(Component data from apps and pages)

.....

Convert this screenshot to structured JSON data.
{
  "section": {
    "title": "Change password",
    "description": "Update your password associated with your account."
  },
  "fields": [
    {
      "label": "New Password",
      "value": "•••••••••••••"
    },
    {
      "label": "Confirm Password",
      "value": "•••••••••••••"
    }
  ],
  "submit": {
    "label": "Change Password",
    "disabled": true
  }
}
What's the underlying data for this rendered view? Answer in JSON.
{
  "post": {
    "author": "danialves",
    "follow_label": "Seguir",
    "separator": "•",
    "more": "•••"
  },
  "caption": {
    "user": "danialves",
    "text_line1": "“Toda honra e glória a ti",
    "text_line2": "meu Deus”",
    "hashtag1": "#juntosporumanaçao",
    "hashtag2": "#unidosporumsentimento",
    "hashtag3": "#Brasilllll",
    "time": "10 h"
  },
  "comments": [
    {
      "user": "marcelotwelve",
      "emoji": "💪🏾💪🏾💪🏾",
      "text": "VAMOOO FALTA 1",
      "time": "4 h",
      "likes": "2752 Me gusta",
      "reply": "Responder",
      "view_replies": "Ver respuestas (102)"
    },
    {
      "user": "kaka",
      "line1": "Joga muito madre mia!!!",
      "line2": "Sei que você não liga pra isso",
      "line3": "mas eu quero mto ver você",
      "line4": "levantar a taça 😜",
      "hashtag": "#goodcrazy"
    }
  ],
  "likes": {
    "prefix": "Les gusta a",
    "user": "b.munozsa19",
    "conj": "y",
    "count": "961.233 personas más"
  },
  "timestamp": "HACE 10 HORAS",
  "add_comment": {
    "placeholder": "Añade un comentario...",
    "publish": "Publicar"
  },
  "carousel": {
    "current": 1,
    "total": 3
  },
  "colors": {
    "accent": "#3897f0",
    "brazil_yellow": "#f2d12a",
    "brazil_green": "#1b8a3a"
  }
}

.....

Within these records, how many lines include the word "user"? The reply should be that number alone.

TASK ANSWER.
4